A few months after Bernie’s “democratic socialism” speech, he published an essay in the left wing journal Jewish Currents on antisemitism, where he picked up on some of the same antifascist themes. Antifascists famously call antisemitism “the socialism of fools,” indicating just what we’ve discussing—that rather than an “ancient hatred,” antisemitism is a historically specific narrative that is deployed in order to feed the ressentiment of an alienated populace with a story that might divert them from true justice.
Bernie didn’t speak about antisemitism via the language of liberal rights, but rather he used the language of solidarity:
In the past I’ve noted several times the way that Bernie Sanders reflects antifascist thought, and I’ve long thought I should write up something more substantial to flesh this out. Here’s an attempt at doing so.
I’ve been planning for a while to write an essay about Bernie Sanders, and why I support him. It was going to be a long piece, incorporating my thoughts on politics, my understanding of American history, and my recent research on the history and theory of fascism and anti-fascism. It was going to tell the story of my support through historical anecdotes, from the 1898 Wilmington Coup D’Etat and the Triangle Factory Fire to the assassination of Fred Hampton and the candidacy of Jesse Jackson.
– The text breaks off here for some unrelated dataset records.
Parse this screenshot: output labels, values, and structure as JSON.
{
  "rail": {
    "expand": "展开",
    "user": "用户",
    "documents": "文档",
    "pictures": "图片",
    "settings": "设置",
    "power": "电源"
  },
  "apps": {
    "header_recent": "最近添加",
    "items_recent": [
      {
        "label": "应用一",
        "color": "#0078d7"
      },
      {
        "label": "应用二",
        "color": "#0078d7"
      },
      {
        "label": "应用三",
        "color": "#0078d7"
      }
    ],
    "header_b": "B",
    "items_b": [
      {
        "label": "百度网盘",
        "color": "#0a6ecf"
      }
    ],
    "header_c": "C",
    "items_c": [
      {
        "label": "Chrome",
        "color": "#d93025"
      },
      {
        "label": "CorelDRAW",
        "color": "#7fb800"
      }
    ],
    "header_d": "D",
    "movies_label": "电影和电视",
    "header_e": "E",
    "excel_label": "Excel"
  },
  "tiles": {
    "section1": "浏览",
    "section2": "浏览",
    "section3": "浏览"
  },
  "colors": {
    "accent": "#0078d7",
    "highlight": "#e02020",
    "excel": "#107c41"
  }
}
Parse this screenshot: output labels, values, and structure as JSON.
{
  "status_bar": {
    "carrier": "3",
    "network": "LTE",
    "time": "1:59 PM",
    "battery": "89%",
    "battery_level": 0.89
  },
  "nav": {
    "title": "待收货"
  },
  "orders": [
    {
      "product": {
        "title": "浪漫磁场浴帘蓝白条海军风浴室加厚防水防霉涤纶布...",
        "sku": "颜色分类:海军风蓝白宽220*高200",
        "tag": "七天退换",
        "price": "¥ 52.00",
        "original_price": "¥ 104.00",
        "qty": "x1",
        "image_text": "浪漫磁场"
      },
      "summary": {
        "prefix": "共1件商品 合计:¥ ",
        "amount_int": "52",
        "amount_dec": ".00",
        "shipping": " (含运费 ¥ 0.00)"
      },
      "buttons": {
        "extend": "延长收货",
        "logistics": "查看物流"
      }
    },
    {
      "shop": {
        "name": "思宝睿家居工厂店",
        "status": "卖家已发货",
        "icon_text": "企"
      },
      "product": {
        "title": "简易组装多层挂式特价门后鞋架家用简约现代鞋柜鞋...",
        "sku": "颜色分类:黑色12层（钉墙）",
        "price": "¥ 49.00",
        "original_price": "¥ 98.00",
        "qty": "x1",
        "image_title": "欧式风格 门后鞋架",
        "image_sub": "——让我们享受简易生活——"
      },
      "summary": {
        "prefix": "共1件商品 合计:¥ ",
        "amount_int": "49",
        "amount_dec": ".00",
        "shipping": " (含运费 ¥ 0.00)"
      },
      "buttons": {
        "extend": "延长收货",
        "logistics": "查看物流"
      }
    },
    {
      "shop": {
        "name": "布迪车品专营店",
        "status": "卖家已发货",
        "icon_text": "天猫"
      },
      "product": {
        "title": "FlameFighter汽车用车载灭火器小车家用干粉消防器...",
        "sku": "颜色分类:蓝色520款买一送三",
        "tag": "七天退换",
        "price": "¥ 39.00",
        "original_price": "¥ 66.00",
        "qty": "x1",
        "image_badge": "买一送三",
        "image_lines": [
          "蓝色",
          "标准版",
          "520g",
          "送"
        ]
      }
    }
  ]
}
Unfortunately, I’m not sure if what I was envisioning will actually get done, so I’m instead going to share a very short post, with the possibility that I might share more in the future.